It is a great Decorated church, dating to the C14, although the Nave windows have been altered later. It is built of the local carstone, and I should have got better photos outside.
Inside we have a good Victorian hammerbeam roof with some rather nice angels.
The Chancel Arch is C14, and the Rood Screen a little later. Carved birds and flowers in the spandrels and original paintwork which survived under thick paint until the Victorian restoration. Saints Agatha, Denys, Agnes, Hubert, Martha and an Archbishop. The modern ramp works well.

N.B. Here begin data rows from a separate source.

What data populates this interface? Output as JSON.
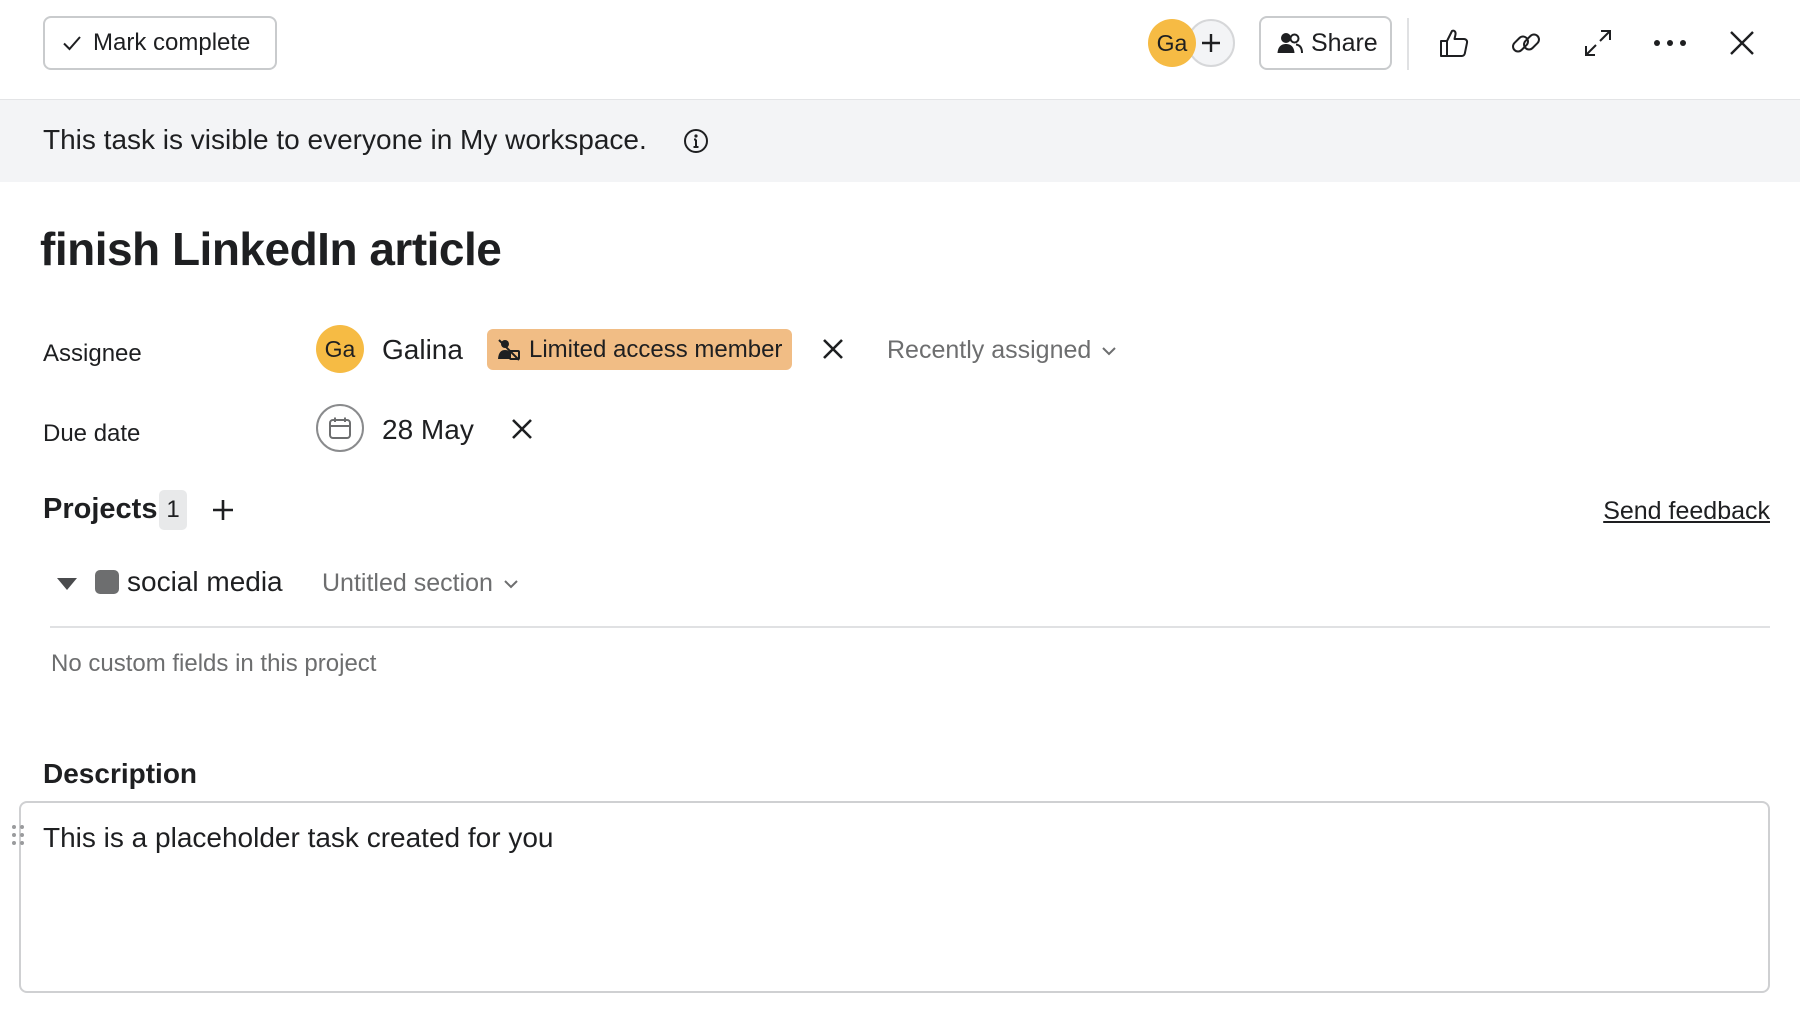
{
  "toolbar": {
    "mark_complete_label": "Mark complete",
    "collaborator_initials": "Ga",
    "share_label": "Share",
    "icons": [
      "check-icon",
      "plus-icon",
      "people-icon",
      "thumbs-up-icon",
      "link-icon",
      "expand-icon",
      "more-icon",
      "close-icon"
    ]
  },
  "banner": {
    "text": "This task is visible to everyone in My workspace.",
    "icon": "info-icon"
  },
  "task": {
    "title": "finish LinkedIn article"
  },
  "fields": {
    "assignee": {
      "label": "Assignee",
      "initials": "Ga",
      "name": "Galina",
      "badge": "Limited access member",
      "dropdown": "Recently assigned"
    },
    "due_date": {
      "label": "Due date",
      "value": "28 May"
    }
  },
  "projects": {
    "label": "Projects",
    "count": "1",
    "send_feedback": "Send feedback",
    "items": [
      {
        "name": "social media",
        "section": "Untitled section",
        "color": "#6d6e6f"
      }
    ],
    "no_custom_fields": "No custom fields in this project"
  },
  "description": {
    "label": "Description",
    "text": "This is a placeholder task created for you"
  },
  "colors": {
    "avatar": "#f6bb44",
    "limited_access_badge": "#f1bd85",
    "banner_bg": "#f3f4f6"
  }
}
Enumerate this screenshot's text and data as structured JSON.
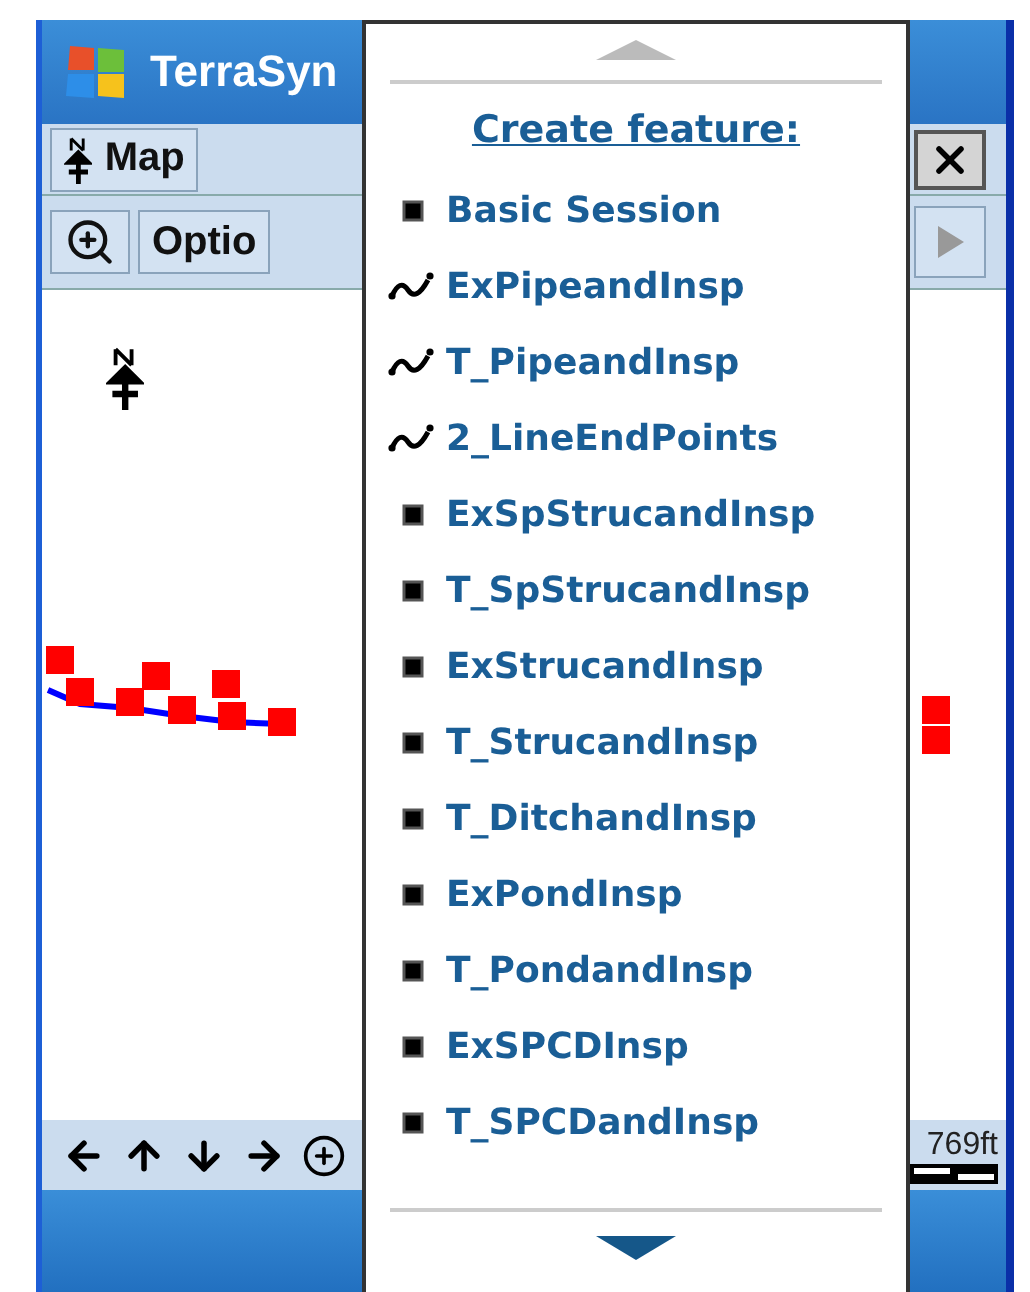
{
  "window": {
    "title": "TerraSyn"
  },
  "toolbar": {
    "map_button": "Map",
    "options_button": "Optio"
  },
  "map": {
    "scale": "769ft"
  },
  "menu": {
    "heading": "Create feature:",
    "items": [
      {
        "label": "Basic Session",
        "kind": "point"
      },
      {
        "label": "ExPipeandInsp",
        "kind": "line"
      },
      {
        "label": "T_PipeandInsp",
        "kind": "line"
      },
      {
        "label": "2_LineEndPoints",
        "kind": "line"
      },
      {
        "label": "ExSpStrucandInsp",
        "kind": "point"
      },
      {
        "label": "T_SpStrucandInsp",
        "kind": "point"
      },
      {
        "label": "ExStrucandInsp",
        "kind": "point"
      },
      {
        "label": "T_StrucandInsp",
        "kind": "point"
      },
      {
        "label": "T_DitchandInsp",
        "kind": "point"
      },
      {
        "label": "ExPondInsp",
        "kind": "point"
      },
      {
        "label": "T_PondandInsp",
        "kind": "point"
      },
      {
        "label": "ExSPCDInsp",
        "kind": "point"
      },
      {
        "label": "T_SPCDandInsp",
        "kind": "point"
      }
    ]
  }
}
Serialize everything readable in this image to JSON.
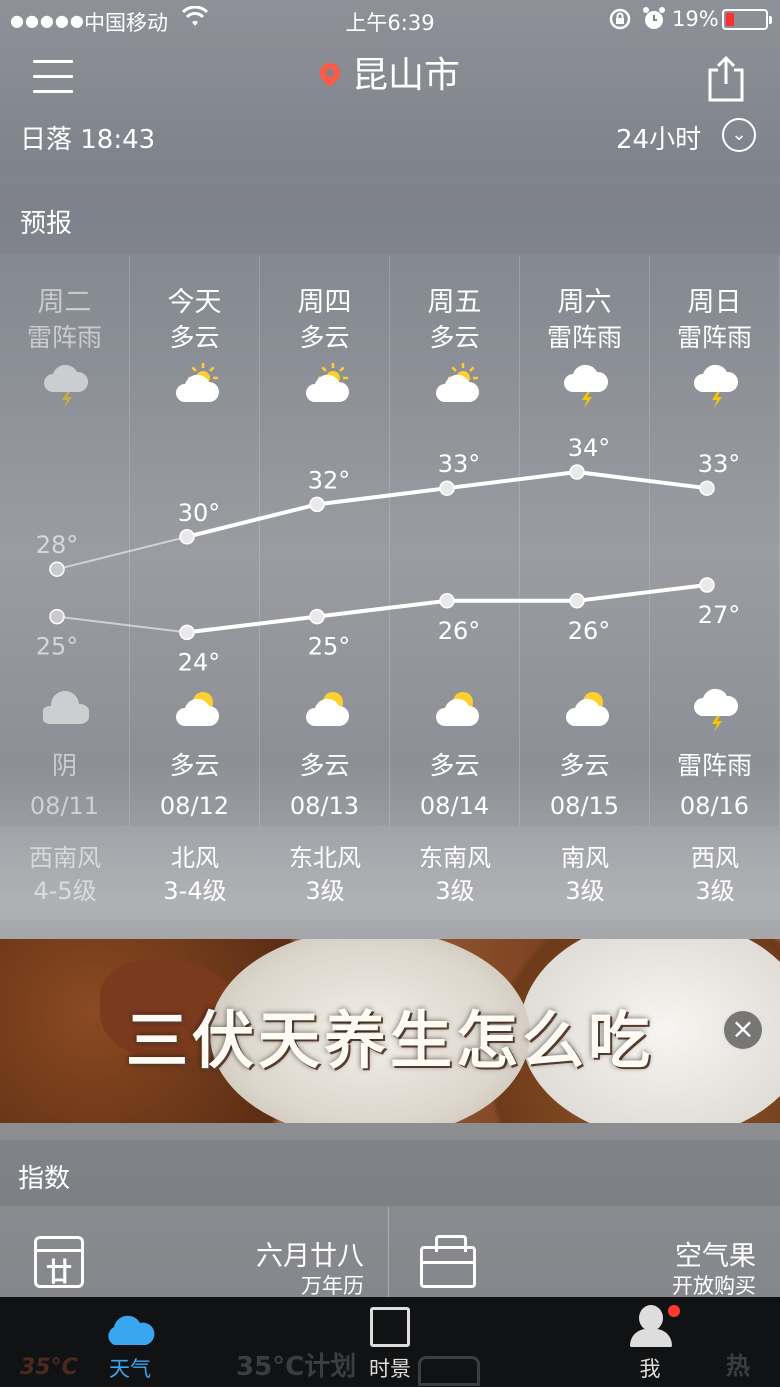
{
  "status_bar": {
    "signal": "●●●●●",
    "carrier": "中国移动",
    "time": "上午6:39",
    "battery_pct": "19%",
    "battery_level": 0.19
  },
  "header": {
    "city": "昆山市",
    "sunset": "日落 18:43",
    "hours_label": "24小时"
  },
  "forecast": {
    "title": "预报",
    "days": [
      {
        "day": "周二",
        "cond_day": "雷阵雨",
        "icon_day": "thunder-cloud-icon",
        "high": "28°",
        "low": "25°",
        "icon_night": "cloud-icon",
        "cond_night": "阴",
        "date": "08/11",
        "wind_dir": "西南风",
        "wind_lvl": "4-5级",
        "past": true
      },
      {
        "day": "今天",
        "cond_day": "多云",
        "icon_day": "partly-sunny-icon",
        "high": "30°",
        "low": "24°",
        "icon_night": "partly-moon-icon",
        "cond_night": "多云",
        "date": "08/12",
        "wind_dir": "北风",
        "wind_lvl": "3-4级",
        "past": false
      },
      {
        "day": "周四",
        "cond_day": "多云",
        "icon_day": "partly-sunny-icon",
        "high": "32°",
        "low": "25°",
        "icon_night": "partly-moon-icon",
        "cond_night": "多云",
        "date": "08/13",
        "wind_dir": "东北风",
        "wind_lvl": "3级",
        "past": false
      },
      {
        "day": "周五",
        "cond_day": "多云",
        "icon_day": "partly-sunny-icon",
        "high": "33°",
        "low": "26°",
        "icon_night": "partly-moon-icon",
        "cond_night": "多云",
        "date": "08/14",
        "wind_dir": "东南风",
        "wind_lvl": "3级",
        "past": false
      },
      {
        "day": "周六",
        "cond_day": "雷阵雨",
        "icon_day": "thunder-cloud-icon",
        "high": "34°",
        "low": "26°",
        "icon_night": "partly-moon-icon",
        "cond_night": "多云",
        "date": "08/15",
        "wind_dir": "南风",
        "wind_lvl": "3级",
        "past": false
      },
      {
        "day": "周日",
        "cond_day": "雷阵雨",
        "icon_day": "thunder-cloud-icon",
        "high": "33°",
        "low": "27°",
        "icon_night": "thunder-cloud-icon",
        "cond_night": "雷阵雨",
        "date": "08/16",
        "wind_dir": "西风",
        "wind_lvl": "3级",
        "past": false
      }
    ],
    "high_values": [
      28,
      30,
      32,
      33,
      34,
      33
    ],
    "low_values": [
      25,
      24,
      25,
      26,
      26,
      27
    ]
  },
  "banner": {
    "text": "三伏天养生怎么吃",
    "close": "×"
  },
  "index": {
    "title": "指数",
    "calendar_icon_text": "廿",
    "lunar_date": "六月廿八",
    "lunar_sub": "万年历",
    "air_title": "空气果",
    "air_sub": "开放购买"
  },
  "tabbar": {
    "weather": "天气",
    "scene": "时景",
    "me": "我",
    "promo": "35°C计划",
    "promo_logo": "35°C",
    "hot": "热"
  },
  "colors": {
    "accent_blue": "#3aa6f2",
    "battery_red": "#ff2d2d",
    "pin_red": "#ff5a48",
    "badge_red": "#ff3b30"
  }
}
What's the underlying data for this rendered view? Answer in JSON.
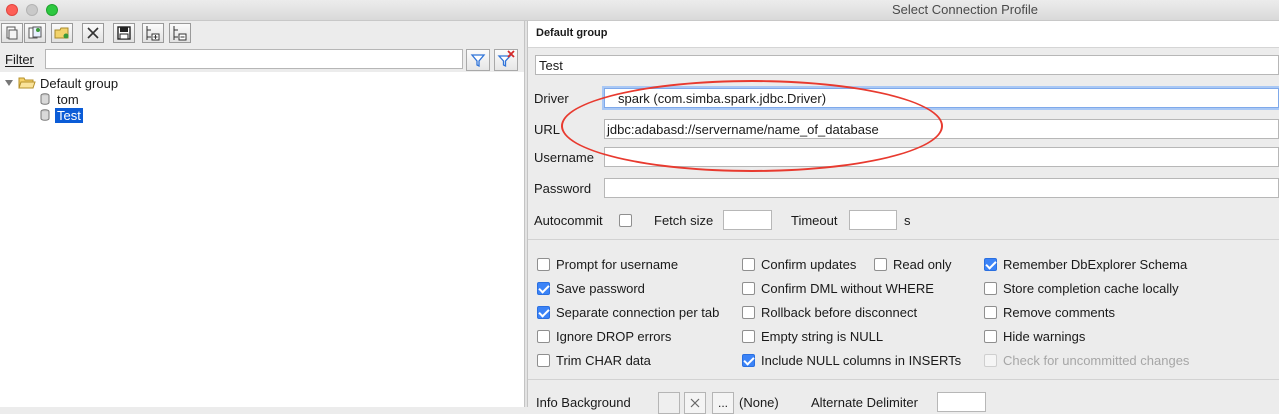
{
  "window": {
    "title": "Select Connection Profile"
  },
  "toolbar": {
    "icons": [
      "new-profile-icon",
      "copy-profile-icon",
      "new-folder-icon",
      "delete-icon",
      "save-icon",
      "expand-all-icon",
      "collapse-all-icon"
    ]
  },
  "filter": {
    "label": "Filter",
    "value": "",
    "placeholder": ""
  },
  "tree": {
    "group": "Default group",
    "items": [
      {
        "label": "tom",
        "selected": false
      },
      {
        "label": "Test",
        "selected": true
      }
    ]
  },
  "profile": {
    "group_header": "Default group",
    "name": "Test",
    "driver_label": "Driver",
    "driver_value": "spark (com.simba.spark.jdbc.Driver)",
    "url_label": "URL",
    "url_value": "jdbc:adabasd://servername/name_of_database",
    "username_label": "Username",
    "username_value": "",
    "password_label": "Password",
    "password_value": "",
    "autocommit_label": "Autocommit",
    "fetchsize_label": "Fetch size",
    "fetchsize_value": "",
    "timeout_label": "Timeout",
    "timeout_value": "",
    "timeout_unit": "s"
  },
  "options": {
    "col1": [
      {
        "label": "Prompt for username",
        "checked": false
      },
      {
        "label": "Save password",
        "checked": true
      },
      {
        "label": "Separate connection per tab",
        "checked": true
      },
      {
        "label": "Ignore DROP errors",
        "checked": false
      },
      {
        "label": "Trim CHAR data",
        "checked": false
      }
    ],
    "col2": [
      {
        "label": "Confirm updates",
        "checked": false
      },
      {
        "label": "Confirm DML without WHERE",
        "checked": false
      },
      {
        "label": "Rollback before disconnect",
        "checked": false
      },
      {
        "label": "Empty string is NULL",
        "checked": false
      },
      {
        "label": "Include NULL columns in INSERTs",
        "checked": true
      }
    ],
    "readonly": {
      "label": "Read only",
      "checked": false
    },
    "col3": [
      {
        "label": "Remember DbExplorer Schema",
        "checked": true
      },
      {
        "label": "Store completion cache locally",
        "checked": false
      },
      {
        "label": "Remove comments",
        "checked": false
      },
      {
        "label": "Hide warnings",
        "checked": false
      },
      {
        "label": "Check for uncommitted changes",
        "checked": false,
        "disabled": true
      }
    ]
  },
  "bottom": {
    "info_bg_label": "Info Background",
    "info_bg_value": "(None)",
    "choose_label": "...",
    "alt_delim_label": "Alternate Delimiter",
    "alt_delim_value": ""
  },
  "colors": {
    "selection": "#0b5cd7",
    "checkbox_on": "#3b83f7",
    "annotation": "#e83a2f"
  }
}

In the Chancel is this chest. It is probably the one mentioned in an inventory of 1360. The whole chest was drawn by J.S. Cotman in 1838 before half the lid was lost (how do you lose half a lid?). The initials are those of the Rector (RW, who we know was Richard de Wicklewood), and the Wardens (SA and RA – no one remembers the Wardens!!). The Latin inscription is “Jesus of Nazareth, King of the Jews”. The front panels show (1) the divine man for St Matthew, (2) the winged lion for Mark, (3) the winged ox for Luke, and (4) the rising eagle for John.
In the Sanctuary we have a lovely sedilia and piscina.
This table tomb has an incised drawing of John Pell (died 1607) and Joanna, his wife. He was Mayor of King’s Lynn and his signature appears in 1558 as a Church Warden – OK, sometimes Wardens are remembered! Henry VIII gave him some monastic lands at the Dissolution. There are six sons on the front side of the tomb, wearing gowns and starched collars. On the back are their three daughters, wearing farthingales and ruffs. Near the youngest son and eldest daughter will be found the years of their birth (1558 and 1556).
There are other memorials that are quite impressive, a War Memorial Chapel, and a wonderful piece of ?Victorian High Church art. A church worth exploring.